The Tembisa One Customer Care Centre (CCC) at Rabasotho hosted an open day exhibition on October 5 to make residents aware of the services the municipality provides.
Customer relations manager Tebogo Molefe said it was important the centre engaged with the community about services provided by the City of Ekurhuleni.
“Our aim is to promote interaction between the municipality and the residents,” said Molefe.
Molefe said the council continue to experience a high volume of illegal electricity connections, a practice that has already killed some residents.
“We have already lost a staff member who was electrocuted while working in the area,” added Molefe.
Molefe said residents should not resort to crime by damaging public properties, traffic lights, and roads when they take part in protest actions.
“We held this open day for our people to try to understand the challenges they are faced with. We want the community to communicate with us whenever they are not happy with our services,” said Molefe.
Molefe added that other challenges facing the centre included illegal dumping, protesters burning tyres on tarred roads and illegal electricity connections.

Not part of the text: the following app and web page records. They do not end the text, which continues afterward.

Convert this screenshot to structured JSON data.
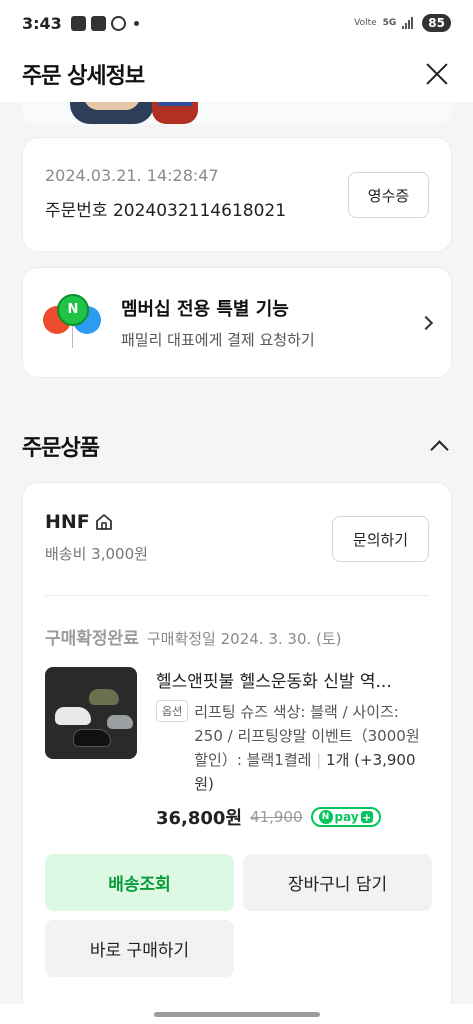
{
  "status_bar": {
    "time": "3:43",
    "network": "5G",
    "carrier": "Volte",
    "battery": "85"
  },
  "header": {
    "title": "주문 상세정보"
  },
  "order": {
    "date": "2024.03.21. 14:28:47",
    "number_label": "주문번호",
    "number": "2024032114618021",
    "receipt_button": "영수증"
  },
  "membership": {
    "badge_letter": "N",
    "title": "멤버십 전용 특별 기능",
    "subtitle": "패밀리 대표에게 결제 요청하기"
  },
  "section": {
    "title": "주문상품"
  },
  "seller": {
    "name": "HNF",
    "shipping_fee": "배송비 3,000원",
    "inquiry_button": "문의하기"
  },
  "product": {
    "status": "구매확정완료",
    "confirm_date": "구매확정일 2024. 3. 30. (토)",
    "name": "헬스앤핏불 헬스운동화 신발 역...",
    "option_badge": "옵션",
    "option_text": "리프팅 슈즈 색상: 블랙 / 사이즈: 250 / 리프팅양말 이벤트（3000원 할인）: 블랙1켤레",
    "option_sep": "|",
    "quantity": "1개 (+3,900원)",
    "price": "36,800원",
    "original_price": "41,900",
    "npay_badge_n": "N",
    "npay_badge": "pay"
  },
  "actions": {
    "track_delivery": "배송조회",
    "add_to_cart": "장바구니 담기",
    "buy_now": "바로 구매하기"
  }
}
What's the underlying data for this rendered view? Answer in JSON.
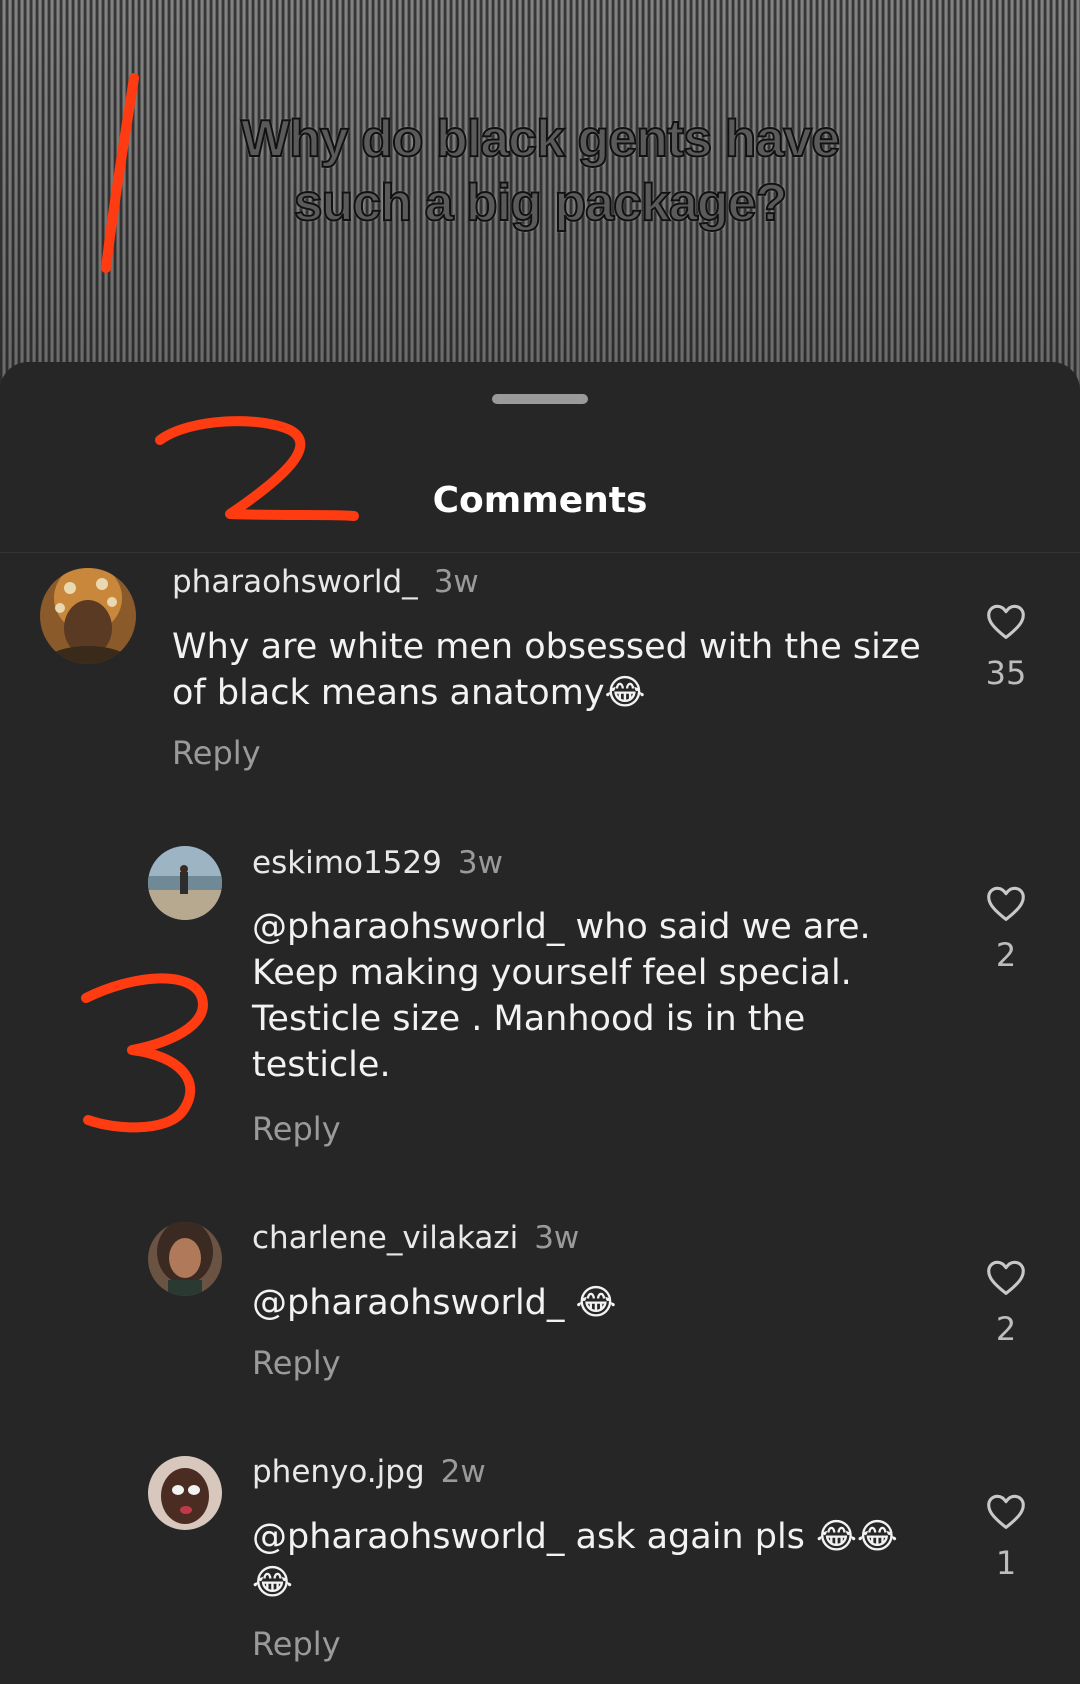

“All of these practices affect the municipality negatively because instead of moving forward to other projects, we have to use resources to fix what has been damaged by the protesters instead of providing excellent service to our people,” said Molefe.
Among the departments represented at the open day exhibition included finance, energy, waste, water and sanitation, parks, transport planning and provision, human settlement, home affairs, health and social development, South African Social Security Agency (SASSA), Ekurhuleni Metropolitan Police Department (EMPD), road and stormwater, Independent Electoral Commission (IEC) and Sports Recreation Arts and Culture (SRAC).
Residents were given a briefing on how to access services from all of the above departments.
Speaking on behalf of EMPD, Josias Masilela told the residents that the EMPD’s reason for existence is to protect the public and property in the event of public violence. He said its function is not to harass communities.
“We are encouraging members of the community to report any suspected criminal incidents in their areas.
“Our people should not only regard us as police because we also render various community services related to by-laws, awareness campaigns, among others. We are working together with the South African Police Service (SAPS) to eradicate criminal behaviour in the communities,” said Masilela.
Masilela said residents should be well informed about illegal things that happen in communities such as illegal dumping, illegal connections and land invasion.
“All of these components could see you go to jail. It is imperative to know what to do and what not to do in your community, and not be misled by the others. If there is something that concerns your life, and you need a solution, approach relevant departments instead of seeking information from the wrong people,” said Masilela.
Brochures from various departments were distributed among those who were present.
A Vosloorus pantsula dance group, AmaGents, and the local Youth Channel entertained the residents.
Gifts were given to all the residents who took part in the open day.